SCOTLAND’S TV production industry could enjoy a £100 million boost if BBC Scotland is handed more control of licence fee cash raised north of the border, Culture Secretary Fiona Hyslop has said.
The SNP Government today stepped up calls for more of the £323 million collected north of the border to be kept in Scotland as part of the BBC charter renewal which could also result in a £60 million boost for the economy.
Mrs Hyslop made the call during a keynote speech in Edinburgh today and expanded on her vision for the BBC to operate under a federal structure.
“We are calling for a federal BBC and for budgets to be transferred to BBC Scotland, which would allow independent decision making in relation to commissioning and editorial choices, staffing structures and the wider running of the organisation,” Mrs Hyslop said.

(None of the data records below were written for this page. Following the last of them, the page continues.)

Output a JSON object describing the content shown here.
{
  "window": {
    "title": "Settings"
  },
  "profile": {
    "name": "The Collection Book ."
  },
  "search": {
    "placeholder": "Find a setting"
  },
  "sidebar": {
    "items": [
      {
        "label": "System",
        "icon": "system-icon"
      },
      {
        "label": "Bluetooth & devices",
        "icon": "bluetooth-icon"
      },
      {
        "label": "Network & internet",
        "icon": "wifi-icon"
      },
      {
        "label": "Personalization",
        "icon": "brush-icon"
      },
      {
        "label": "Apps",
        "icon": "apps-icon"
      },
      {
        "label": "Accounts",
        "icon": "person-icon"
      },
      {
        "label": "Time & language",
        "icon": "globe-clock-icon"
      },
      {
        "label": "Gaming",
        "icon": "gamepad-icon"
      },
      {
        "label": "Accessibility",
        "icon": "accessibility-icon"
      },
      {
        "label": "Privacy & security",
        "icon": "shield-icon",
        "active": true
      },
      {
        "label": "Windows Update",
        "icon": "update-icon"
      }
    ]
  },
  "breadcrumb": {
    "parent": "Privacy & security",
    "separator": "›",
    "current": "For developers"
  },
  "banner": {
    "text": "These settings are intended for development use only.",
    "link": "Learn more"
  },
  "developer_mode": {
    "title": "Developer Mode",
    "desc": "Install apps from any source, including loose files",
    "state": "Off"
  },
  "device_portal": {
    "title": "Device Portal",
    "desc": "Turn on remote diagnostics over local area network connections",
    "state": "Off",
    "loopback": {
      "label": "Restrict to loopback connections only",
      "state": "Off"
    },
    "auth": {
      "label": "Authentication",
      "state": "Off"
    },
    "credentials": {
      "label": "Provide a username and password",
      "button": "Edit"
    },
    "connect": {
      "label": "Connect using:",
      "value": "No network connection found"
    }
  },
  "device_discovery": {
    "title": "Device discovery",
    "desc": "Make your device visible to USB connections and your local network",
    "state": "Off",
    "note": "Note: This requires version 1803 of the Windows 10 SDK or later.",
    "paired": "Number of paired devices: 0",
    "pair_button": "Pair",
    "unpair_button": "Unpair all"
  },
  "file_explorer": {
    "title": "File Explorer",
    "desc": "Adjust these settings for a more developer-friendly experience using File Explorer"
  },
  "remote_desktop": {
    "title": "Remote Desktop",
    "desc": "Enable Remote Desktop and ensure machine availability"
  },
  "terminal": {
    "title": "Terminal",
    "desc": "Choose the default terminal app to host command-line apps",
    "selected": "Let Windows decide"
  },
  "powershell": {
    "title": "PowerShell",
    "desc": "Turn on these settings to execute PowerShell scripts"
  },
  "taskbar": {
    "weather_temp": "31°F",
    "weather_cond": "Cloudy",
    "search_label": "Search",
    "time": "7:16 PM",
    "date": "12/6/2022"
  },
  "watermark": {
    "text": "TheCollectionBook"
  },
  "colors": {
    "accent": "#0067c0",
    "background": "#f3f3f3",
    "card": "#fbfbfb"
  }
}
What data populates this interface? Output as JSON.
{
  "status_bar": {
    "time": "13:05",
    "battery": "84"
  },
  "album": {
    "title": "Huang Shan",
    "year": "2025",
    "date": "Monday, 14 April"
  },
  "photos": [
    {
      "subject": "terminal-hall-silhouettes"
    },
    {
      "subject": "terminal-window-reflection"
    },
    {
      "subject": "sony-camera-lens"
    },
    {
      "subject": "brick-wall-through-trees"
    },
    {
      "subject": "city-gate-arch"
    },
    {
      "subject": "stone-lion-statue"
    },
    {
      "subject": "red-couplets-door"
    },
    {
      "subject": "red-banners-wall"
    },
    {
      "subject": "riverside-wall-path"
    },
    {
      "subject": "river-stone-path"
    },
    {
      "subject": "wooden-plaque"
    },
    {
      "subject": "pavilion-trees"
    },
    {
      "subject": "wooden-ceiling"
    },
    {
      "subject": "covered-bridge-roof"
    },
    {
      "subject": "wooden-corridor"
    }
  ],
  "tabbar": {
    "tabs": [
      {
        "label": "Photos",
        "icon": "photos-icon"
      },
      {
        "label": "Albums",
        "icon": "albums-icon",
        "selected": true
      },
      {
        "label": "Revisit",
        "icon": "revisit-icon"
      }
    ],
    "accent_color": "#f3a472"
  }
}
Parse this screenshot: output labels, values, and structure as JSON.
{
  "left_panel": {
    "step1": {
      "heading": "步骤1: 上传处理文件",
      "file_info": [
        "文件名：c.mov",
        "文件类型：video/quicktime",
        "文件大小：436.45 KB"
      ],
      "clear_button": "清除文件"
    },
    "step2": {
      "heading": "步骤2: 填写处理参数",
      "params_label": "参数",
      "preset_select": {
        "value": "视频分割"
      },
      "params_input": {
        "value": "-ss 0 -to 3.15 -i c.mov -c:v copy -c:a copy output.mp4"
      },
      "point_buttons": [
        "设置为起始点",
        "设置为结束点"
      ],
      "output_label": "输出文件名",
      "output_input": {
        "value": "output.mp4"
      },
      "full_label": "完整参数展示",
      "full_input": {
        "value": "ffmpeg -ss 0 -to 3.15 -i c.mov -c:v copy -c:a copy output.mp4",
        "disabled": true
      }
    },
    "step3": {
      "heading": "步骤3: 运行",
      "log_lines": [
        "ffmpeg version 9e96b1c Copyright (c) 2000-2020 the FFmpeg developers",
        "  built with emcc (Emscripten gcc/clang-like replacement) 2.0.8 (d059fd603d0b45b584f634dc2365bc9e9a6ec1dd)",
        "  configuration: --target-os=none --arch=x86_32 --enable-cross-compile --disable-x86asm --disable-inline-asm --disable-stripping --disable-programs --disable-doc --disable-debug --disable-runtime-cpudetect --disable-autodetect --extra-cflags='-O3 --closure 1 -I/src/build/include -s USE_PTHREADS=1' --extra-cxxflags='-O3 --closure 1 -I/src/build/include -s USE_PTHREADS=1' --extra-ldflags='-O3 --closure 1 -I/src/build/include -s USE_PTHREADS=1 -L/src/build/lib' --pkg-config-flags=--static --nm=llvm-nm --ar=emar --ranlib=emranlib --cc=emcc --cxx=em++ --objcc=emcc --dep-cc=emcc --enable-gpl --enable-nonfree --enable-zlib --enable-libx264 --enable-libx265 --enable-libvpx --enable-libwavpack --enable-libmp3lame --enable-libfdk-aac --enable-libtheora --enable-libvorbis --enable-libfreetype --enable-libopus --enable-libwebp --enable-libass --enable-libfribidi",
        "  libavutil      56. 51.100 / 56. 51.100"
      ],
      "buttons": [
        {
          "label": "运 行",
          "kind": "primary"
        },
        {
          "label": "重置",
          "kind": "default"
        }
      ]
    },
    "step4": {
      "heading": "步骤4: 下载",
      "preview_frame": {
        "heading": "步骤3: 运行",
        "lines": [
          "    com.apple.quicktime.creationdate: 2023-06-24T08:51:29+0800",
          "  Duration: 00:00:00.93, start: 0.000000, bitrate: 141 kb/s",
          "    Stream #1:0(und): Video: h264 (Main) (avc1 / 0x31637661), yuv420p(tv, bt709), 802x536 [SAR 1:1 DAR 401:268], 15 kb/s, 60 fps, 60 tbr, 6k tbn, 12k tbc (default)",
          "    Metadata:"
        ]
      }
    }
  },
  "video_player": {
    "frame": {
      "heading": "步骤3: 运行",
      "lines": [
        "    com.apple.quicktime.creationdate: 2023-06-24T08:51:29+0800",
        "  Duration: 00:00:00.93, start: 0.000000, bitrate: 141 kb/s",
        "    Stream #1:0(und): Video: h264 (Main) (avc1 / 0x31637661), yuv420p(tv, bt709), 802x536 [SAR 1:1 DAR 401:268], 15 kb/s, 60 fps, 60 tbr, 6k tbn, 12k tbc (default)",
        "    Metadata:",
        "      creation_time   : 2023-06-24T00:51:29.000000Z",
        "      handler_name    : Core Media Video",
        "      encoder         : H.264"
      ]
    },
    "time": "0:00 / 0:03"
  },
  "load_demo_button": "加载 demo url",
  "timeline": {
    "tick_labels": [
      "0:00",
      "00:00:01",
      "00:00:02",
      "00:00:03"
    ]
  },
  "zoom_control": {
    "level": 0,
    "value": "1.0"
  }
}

“BBC Scotland must have control over a far greater proportion of the £323 million collected in TV Licensing revenues in Scotland.
“The BBC as a public sector broadcaster has the power to transform the industry in Scotland and that is why I am calling for BBC Scotland to have a much more representative share of the licence fee, which could see an additional £100m available for production in Scotland, supporting an estimated 1,500 jobs and contributing around £60 million to the Scottish economy.”
The Scottish Government wants to see all of the £80-90 million BBC Scotland budget for Scottish production going to programmes whcih are made here. This could generate as much as £30 million further spending across the economy.
There are widespread concerns over the “lift and shift’ approach which sees productions purportedly carried out in Scotland actually being made elsewhere to ensure quotas are met.
Mrs Hyslop added: From our discussions we have held with the sector in Scotland, we know there is support for our proposals and an appetite for positive change through the charter renewal process.”
A BBC spokesperson said: “We already spend around £200m per year in Scotland and audiences there are some of the highest users of the BBC - the vast majority of which is using pan-UK services. We recognise that there is audience demand for greater representation and portrayal of Scottish audiences on all BBC services and we want this to be part of our response in Charter Review. Given the BBC faces real financial challenges we’ve said that major new investment in a broad range of programming cannot be delivered within the Budget agreement with the Government.”